Colangelo was indeed prescient. The D-backs haven't been back to the big fall dance since.The D-backs are celebrating the 10-year anniversary of that grand accomplishment this weekend at Chase Field. The actual reunion is Saturday evening, and Colangelo has been asked to throw out a first pitch prior to the game against the Padres. Colangelo, at 71, is a venerated sports executive. He's a member of the Naismith Memorial Basketball Hall of Fame, and as current director of USA Basketball, he has restored the U.S. to its former place in Olympic and World Championship gold medal eminence.
He no longer owns a stake in either the D-backs or the Suns, but his place is cemented in Phoenix professional sports history. Without him, there might not be the NBA, WNBA, Major League Baseball, Arena Football and even the National Hockey League in the Valley of the Sun. The ballpark and US Airways Center stand as monuments to his long-term foresight in what was once a barren downtown.Whatever chill remained between present D-backs management and Colangelo has now completely thawed. Last month, D-backs current managing general partner Ken Kendrick called Colangelo directly and asked that he return to what was once called "The BOB (Bank One Ballpark)" to be part of this weekend's festivities. Kendrick is an original limited and general partner who replaced Colangelo in 2004 after Colangelo sold his share of the franchise. There was a falling out over finances. The new organization rebranded from purple and teal to sedona red. And since all that happened, Colangelo has been in the ballpark he helped build -- but only on rare occasions -- and never in an honored capacity. It's obviously time. "We are all grateful to Jerry for bringing both this wonderful franchise and a World Championship here," said Derrick Hall, the team's current president, reflecting on Colangelo's place in D-backs history. "We are delighted that he will be joining us for the reunion weekend. In fact, Ken Kendrick called him and asked if he would be one of our first pitches, and he agreed to do so. It should be another great opportunity for him to take a well-deserved bow." Colangelo, a former basketball player, has a storied sports history. Under an ownership group headed by local Phoenix businessman Richard Bloch, a 28-year-old Colangelo was the Suns' first general manager and later their second head coach. He built that early team -- which lost the finals in six games to the Celtics -- around Alvan Adams, Walter Davis and Paul Westphal. The 1993 team, which lost in six games to Michael Jordan's Bulls, had the talented and loquacious Charles Barkley at its core.
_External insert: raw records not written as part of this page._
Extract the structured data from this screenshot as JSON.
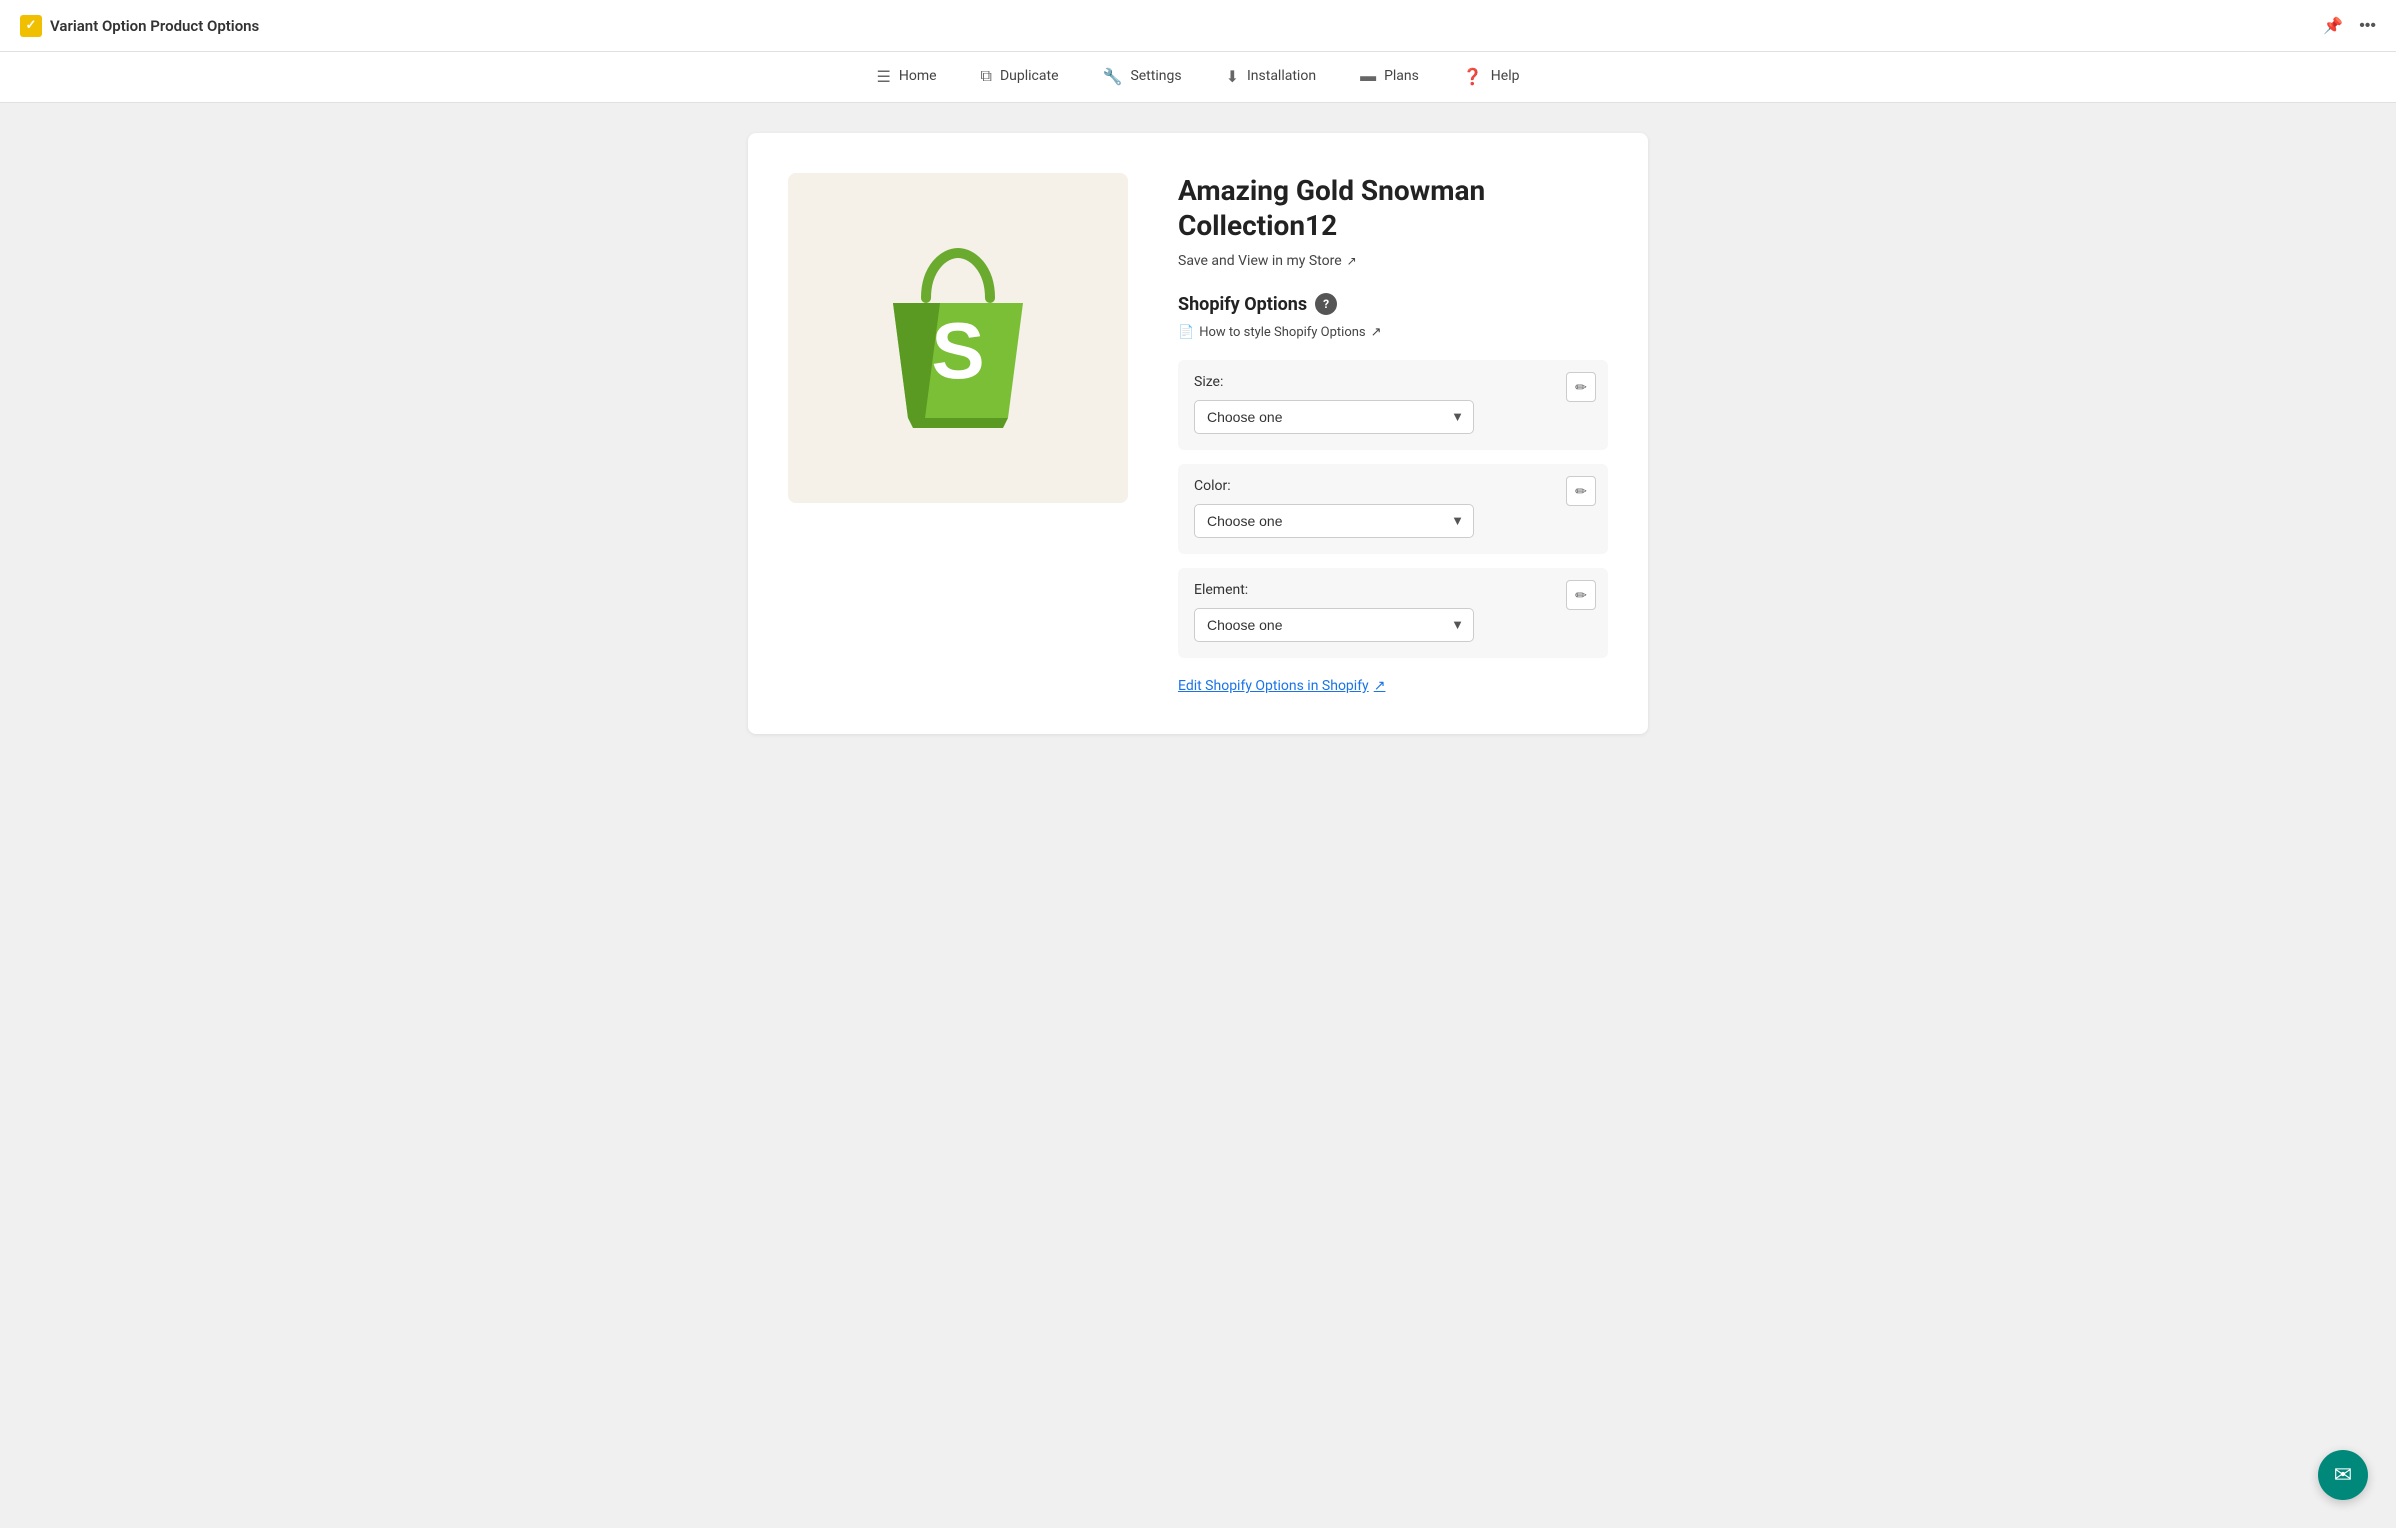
{
  "app": {
    "title": "Variant Option Product Options",
    "brand_icon": "checkmark",
    "pin_icon": "📌",
    "more_icon": "⋯"
  },
  "nav": {
    "items": [
      {
        "label": "Home",
        "icon": "☰"
      },
      {
        "label": "Duplicate",
        "icon": "⧉"
      },
      {
        "label": "Settings",
        "icon": "🔧"
      },
      {
        "label": "Installation",
        "icon": "⬇"
      },
      {
        "label": "Plans",
        "icon": "▬"
      },
      {
        "label": "Help",
        "icon": "❓"
      }
    ]
  },
  "product": {
    "title": "Amazing Gold Snowman Collection12",
    "save_link_text": "Save and View in my Store",
    "save_link_ext": "↗",
    "section_title": "Shopify Options",
    "style_link_text": "How to style Shopify Options",
    "style_link_icon": "📄",
    "style_link_ext": "↗",
    "options": [
      {
        "label": "Size:",
        "placeholder": "Choose one"
      },
      {
        "label": "Color:",
        "placeholder": "Choose one"
      },
      {
        "label": "Element:",
        "placeholder": "Choose one"
      }
    ],
    "edit_shopify_label": "Edit Shopify Options in Shopify",
    "edit_shopify_ext": "↗"
  },
  "chat_icon": "✉"
}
Colangelo eventually headed another ownership group that bought out Bloch. He raised nearly $100 million to build the downtown arena and then turned his sights on wooing an MLB expansion franchise for a proposed retractable-roof stadium. Maricopa County capped its taxpayer-generated contribution to the stadium and Colangelo's group had to pay the sizeable cost overruns. Then after drawing 3.6 million fans for the inaugural 1998 season, attendance plummeted in one year by 600,000, and by almost a million in 2001, as the D-backs vied for the championship. The stadium, at a 47,000-seat capacity, proved to be too big, meaning there was no clamor to buy tickets. With the National Football League also in town, there was too much competition for the pro sports dollar. As a condition of expansion, MLB also limited the amount of national television money distributed to Arizona and Tampa Bay those first few years, thus unintentionally fostering financial problems. Colangelo originally had the usual five-year plan of hoisting an expansion team to respectability. After a 100-win second season and judging the economic landscape, he decided to try and win it all as quickly as possible. "We managed to turn a profit that first season," Colangelo recalled. "But unfortunately, we lost 25 percent of our season tickets. Our research showed us that fans determined they could share seats. That was a real eye-opener for us. We lost 9,000 season tickets. That was a hit we really couldn't support. Because of all those problems, we basically had to win now. I advised all the partners. I kept them all involved. "The new plan was four years to build [a winner] and eight years to pay it off." The 2001 D-backs payroll was $71.5 million, as opposed to the Yankees' MLB-leading $114.5 million. The Yankees, of course, were structured to keep winning, and they won the World Series four times from 1996-2000. Those D-backs were structured to win once with the hope that the farm system would ultimately kick in. It did, producing the likes of Brandon Webb, Stephen Drew, Justin Upton and Mark Reynolds. Under Colangelo, the D-backs sold a sizeable interest in the club to a group of limited partners, infusing cash slowly into the franchise over a decade. Under Kendrick, most of the deferred money in player compensation stemming from the 2001 championship will be paid off next season. The plan may have been painful at times, but in the end, it worked. The D-backs are again competitive and the franchise is on stable financial ground. And because of Colangelo, the D-backs and their fans will always have 2001.
Barry M. Bloom is national reporter for MLB.com and writes an MLBlog, Boomskie on Baseball. Follow @boomskie on Twitter. This story was not subject to the approval of Major League Baseball or its clubs.